But how does she look after her own mental health? “I meditate a lot. I love it. It really helps me and I read a lot. I’m very spiritual. I’ll show you,” she says, reaching for a pile of books on her coffee table. “I’m reading the Bhagavad Gita. This is a great one, too, Be Here Now by Ram Dass,” she Riley continues, picking up another well-read book.
Spirituality is something Riley has always been interested in. “When I was a kid, I remember being in the car with my Dad and just being like, ‘Where do we come from and why are we here? Where do you go when you die?’ From when I was very little I was very, very obsessed with those things.
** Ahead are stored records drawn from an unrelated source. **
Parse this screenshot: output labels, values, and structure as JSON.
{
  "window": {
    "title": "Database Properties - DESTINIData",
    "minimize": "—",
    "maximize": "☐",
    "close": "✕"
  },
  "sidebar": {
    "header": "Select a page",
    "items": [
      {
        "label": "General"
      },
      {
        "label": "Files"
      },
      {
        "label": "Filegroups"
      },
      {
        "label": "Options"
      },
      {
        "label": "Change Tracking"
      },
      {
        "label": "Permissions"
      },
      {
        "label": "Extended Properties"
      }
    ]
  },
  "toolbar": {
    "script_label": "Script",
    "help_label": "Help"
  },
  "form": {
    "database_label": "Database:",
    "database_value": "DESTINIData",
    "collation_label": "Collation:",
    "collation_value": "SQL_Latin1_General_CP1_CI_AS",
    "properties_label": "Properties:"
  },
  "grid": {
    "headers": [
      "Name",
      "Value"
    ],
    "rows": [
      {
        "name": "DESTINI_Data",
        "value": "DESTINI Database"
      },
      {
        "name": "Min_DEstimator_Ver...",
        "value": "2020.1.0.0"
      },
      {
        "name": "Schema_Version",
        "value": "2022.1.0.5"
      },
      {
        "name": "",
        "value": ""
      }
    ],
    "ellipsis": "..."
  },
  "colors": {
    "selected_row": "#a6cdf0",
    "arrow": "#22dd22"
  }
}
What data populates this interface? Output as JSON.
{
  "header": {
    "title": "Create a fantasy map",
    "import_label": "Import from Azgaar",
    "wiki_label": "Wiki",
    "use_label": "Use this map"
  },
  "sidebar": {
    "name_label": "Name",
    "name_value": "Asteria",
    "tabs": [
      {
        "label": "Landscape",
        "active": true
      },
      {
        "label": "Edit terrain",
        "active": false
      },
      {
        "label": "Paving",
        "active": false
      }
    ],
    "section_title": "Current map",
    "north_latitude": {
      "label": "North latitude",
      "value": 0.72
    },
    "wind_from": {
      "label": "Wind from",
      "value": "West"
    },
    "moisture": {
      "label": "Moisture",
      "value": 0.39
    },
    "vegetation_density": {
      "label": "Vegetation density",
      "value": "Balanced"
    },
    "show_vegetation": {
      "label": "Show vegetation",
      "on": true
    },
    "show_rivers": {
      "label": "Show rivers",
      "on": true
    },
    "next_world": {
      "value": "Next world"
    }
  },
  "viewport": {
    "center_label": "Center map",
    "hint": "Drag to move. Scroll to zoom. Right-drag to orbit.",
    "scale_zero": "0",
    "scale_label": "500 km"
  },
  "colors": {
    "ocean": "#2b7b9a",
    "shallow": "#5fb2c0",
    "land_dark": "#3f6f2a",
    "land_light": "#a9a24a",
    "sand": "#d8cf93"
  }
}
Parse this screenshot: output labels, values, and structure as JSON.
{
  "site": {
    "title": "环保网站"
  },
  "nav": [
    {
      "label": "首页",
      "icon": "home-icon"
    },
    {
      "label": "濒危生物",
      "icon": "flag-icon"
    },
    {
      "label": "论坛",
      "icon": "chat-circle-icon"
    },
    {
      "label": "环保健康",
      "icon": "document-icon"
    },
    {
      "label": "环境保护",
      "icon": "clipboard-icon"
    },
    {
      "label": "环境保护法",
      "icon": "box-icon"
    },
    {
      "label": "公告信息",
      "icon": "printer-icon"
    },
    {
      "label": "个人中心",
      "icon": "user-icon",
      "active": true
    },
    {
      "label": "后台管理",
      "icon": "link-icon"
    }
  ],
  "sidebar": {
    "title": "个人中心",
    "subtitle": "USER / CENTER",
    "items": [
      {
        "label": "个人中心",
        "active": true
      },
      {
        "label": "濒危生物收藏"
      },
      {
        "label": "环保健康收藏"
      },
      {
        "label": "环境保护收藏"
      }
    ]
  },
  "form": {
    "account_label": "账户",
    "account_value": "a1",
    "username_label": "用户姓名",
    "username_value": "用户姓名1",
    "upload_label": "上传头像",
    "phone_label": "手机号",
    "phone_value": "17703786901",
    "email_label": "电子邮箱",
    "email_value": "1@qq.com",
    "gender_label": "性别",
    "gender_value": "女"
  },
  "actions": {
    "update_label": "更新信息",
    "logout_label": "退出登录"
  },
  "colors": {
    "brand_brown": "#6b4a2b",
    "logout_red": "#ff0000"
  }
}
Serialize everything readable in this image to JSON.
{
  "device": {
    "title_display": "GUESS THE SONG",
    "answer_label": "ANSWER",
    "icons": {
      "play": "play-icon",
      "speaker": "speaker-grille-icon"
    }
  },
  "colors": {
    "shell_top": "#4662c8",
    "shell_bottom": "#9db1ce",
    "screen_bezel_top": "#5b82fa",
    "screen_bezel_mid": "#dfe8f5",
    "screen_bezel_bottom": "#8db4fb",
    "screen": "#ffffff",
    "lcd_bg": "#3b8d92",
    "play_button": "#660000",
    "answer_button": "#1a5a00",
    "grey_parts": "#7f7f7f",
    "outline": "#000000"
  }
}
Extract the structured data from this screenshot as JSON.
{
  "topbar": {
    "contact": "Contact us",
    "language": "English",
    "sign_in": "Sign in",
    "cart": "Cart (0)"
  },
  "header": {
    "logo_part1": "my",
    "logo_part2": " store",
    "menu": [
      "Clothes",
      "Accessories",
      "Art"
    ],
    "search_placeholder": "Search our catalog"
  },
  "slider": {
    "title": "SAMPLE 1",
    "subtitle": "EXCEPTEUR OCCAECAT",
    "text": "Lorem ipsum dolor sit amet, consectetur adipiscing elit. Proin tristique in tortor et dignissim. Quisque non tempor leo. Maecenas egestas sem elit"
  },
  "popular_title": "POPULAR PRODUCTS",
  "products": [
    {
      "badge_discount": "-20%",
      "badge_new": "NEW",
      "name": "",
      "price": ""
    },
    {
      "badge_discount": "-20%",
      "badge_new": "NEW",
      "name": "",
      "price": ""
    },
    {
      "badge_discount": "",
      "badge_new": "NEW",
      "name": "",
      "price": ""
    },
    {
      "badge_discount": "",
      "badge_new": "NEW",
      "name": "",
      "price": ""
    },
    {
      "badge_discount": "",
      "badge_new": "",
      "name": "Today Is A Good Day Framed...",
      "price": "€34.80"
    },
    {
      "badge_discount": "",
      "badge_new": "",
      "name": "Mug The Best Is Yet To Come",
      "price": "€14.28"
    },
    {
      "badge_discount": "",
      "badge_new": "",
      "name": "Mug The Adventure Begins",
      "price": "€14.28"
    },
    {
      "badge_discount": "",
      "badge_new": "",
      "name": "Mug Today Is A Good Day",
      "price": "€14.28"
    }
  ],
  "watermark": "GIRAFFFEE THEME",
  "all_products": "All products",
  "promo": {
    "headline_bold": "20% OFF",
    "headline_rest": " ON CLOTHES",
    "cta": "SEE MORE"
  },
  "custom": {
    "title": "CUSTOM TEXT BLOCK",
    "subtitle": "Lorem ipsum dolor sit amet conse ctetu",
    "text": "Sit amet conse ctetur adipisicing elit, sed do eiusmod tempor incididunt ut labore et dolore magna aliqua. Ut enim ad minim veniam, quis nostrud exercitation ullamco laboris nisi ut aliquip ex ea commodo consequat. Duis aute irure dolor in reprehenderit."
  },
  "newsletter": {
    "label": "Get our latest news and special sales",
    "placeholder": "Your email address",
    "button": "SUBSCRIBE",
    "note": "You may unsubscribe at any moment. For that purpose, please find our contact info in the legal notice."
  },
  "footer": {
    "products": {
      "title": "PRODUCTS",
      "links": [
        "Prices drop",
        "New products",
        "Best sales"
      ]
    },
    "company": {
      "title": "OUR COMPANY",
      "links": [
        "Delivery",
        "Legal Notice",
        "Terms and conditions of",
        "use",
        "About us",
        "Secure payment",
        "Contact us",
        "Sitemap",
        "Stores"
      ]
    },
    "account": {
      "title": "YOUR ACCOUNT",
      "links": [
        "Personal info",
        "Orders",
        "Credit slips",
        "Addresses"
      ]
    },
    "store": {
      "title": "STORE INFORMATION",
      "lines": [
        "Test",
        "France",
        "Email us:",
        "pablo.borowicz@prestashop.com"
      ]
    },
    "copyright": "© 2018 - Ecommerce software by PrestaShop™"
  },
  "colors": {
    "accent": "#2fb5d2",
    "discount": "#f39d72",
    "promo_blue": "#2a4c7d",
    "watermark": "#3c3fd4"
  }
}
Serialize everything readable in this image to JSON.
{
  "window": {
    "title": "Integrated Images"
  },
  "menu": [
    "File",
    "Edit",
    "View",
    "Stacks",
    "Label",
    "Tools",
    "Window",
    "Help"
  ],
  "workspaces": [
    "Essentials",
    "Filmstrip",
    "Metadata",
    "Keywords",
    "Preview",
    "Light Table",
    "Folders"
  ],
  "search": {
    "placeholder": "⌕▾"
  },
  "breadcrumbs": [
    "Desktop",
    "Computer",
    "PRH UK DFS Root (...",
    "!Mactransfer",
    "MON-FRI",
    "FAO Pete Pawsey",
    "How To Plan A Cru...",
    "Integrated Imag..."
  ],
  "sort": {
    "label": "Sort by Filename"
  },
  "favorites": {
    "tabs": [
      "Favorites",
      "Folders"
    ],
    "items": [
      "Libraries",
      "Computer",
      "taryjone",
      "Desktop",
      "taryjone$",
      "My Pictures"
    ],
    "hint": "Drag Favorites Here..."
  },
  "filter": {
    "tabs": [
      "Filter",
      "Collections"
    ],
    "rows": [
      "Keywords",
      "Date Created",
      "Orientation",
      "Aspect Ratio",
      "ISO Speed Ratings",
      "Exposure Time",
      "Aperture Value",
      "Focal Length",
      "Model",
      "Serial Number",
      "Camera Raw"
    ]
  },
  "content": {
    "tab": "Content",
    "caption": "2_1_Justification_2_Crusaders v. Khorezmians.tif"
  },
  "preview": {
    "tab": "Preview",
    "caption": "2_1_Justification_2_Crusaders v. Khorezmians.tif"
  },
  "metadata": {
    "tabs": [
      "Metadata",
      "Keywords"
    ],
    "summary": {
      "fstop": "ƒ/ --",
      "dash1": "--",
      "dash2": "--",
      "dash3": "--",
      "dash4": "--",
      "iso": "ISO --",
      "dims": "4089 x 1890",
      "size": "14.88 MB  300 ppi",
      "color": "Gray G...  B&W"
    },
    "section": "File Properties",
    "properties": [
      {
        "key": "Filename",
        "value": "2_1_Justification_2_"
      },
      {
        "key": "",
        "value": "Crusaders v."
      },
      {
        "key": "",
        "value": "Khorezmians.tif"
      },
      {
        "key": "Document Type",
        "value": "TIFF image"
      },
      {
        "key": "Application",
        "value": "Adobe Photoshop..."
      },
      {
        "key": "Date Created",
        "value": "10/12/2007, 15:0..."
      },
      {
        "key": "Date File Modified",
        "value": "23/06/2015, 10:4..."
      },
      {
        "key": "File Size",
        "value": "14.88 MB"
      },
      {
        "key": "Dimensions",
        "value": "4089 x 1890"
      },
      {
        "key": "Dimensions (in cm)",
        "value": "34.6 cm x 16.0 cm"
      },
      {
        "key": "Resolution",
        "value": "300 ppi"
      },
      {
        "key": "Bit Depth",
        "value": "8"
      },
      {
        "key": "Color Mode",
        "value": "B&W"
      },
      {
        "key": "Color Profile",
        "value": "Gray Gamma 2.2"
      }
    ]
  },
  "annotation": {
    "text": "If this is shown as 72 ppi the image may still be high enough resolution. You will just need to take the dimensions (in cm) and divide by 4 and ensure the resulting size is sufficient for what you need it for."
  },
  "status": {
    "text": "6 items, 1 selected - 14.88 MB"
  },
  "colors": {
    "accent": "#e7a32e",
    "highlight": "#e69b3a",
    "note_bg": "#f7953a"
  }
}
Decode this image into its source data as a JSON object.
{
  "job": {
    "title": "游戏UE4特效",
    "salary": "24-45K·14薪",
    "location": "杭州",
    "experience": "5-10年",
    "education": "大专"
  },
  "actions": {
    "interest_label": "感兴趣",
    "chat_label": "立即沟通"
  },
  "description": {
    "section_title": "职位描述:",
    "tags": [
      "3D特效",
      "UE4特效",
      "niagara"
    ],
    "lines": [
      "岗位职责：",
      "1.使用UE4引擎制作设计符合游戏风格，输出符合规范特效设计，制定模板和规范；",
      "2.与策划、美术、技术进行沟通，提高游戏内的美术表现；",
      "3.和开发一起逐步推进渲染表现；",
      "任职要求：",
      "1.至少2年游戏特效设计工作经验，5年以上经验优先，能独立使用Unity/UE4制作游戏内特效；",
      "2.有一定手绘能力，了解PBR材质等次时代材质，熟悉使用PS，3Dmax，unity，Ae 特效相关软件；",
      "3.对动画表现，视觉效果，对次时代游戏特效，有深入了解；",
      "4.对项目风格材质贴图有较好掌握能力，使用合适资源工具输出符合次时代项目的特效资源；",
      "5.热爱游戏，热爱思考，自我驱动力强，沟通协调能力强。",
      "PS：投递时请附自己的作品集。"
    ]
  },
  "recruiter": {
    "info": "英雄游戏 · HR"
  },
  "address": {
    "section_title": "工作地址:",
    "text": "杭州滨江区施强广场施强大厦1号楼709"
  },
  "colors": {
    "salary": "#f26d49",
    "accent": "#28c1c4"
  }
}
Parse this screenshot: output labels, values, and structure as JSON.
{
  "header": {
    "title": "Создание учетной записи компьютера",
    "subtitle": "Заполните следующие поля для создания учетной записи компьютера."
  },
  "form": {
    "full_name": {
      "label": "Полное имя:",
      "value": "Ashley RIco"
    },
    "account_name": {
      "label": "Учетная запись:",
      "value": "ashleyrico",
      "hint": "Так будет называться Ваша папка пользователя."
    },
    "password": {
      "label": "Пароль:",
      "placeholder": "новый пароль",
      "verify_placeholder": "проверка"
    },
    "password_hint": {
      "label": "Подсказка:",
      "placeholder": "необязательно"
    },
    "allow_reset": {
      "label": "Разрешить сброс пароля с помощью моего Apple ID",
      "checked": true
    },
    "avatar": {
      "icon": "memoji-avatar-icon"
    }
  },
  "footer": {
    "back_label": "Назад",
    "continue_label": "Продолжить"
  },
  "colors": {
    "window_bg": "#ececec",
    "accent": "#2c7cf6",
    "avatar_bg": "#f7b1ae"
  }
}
Also my dad was very much this mystic guy and very into numerology, tarot, astronomy and astrology,” she says speaking of her musician father, Danny Keough who when she was five years old split from her mother, Lisa Marie Presley, the daughter of Elvis Presley. Lisa went on to marry Michael Jackson, giving Riley homes in the likes of Graceland and Neverland whilst she used to visit her father, who was by then living in a trailer.
Riley’s next project, the Amazon Prime series, Daisy Jones and the Six, which is based on the best-selling novel by Taylor Jenkins Reid, follows the rise and fall of a 1970s LA based rock band and sees Riley singing. You might think that given her incredible musical pedigree as the granddaughter of Elvis himself, it might come with a little pressure, but feeling the fear and doing it anyway is clearly Riley’s superpower.
“Something that I’ve really liked about myself is I don’t care about those things,” she exclaims. “If I mess up or if I fail at something, I don’t get stuck on it. I just let it go. If I do a bad take of a scene, I’ll be like, ‘Sh*t. How do I fix it? How do I do it better?’ If it sucks, it sucks. What am I going to do about it?”